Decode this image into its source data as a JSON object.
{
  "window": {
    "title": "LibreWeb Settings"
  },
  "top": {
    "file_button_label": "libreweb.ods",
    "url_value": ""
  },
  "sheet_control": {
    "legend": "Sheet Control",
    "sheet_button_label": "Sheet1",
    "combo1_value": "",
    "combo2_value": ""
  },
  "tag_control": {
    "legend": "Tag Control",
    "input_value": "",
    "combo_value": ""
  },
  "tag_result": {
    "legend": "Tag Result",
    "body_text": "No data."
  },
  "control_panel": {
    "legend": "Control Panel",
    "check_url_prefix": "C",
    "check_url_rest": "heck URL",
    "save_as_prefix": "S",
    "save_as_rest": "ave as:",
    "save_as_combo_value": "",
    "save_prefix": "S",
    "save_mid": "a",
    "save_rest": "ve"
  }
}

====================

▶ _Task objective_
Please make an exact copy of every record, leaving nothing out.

▶ _Response_
Decode this image into its source data as a JSON object.
{
  "window": {
    "title": "LibreWeb Settings"
  },
  "top": {
    "file_button_label": "libreweb.ods",
    "url_value": ""
  },
  "sheet_control": {
    "legend": "Sheet Control",
    "sheet_button_label": "Sheet1",
    "combo1_value": "",
    "combo2_value": ""
  },
  "tag_control": {
    "legend": "Tag Control",
    "input_value": "",
    "combo_value": ""
  },
  "tag_result": {
    "legend": "Tag Result",
    "body_text": "No data."
  },
  "control_panel": {
    "legend": "Control Panel",
    "check_url_prefix": "C",
    "check_url_rest": "heck URL",
    "save_as_prefix": "S",
    "save_as_rest": "ave as:",
    "save_as_combo_value": "",
    "save_prefix": "S",
    "save_mid": "a",
    "save_rest": "ve"
  }
}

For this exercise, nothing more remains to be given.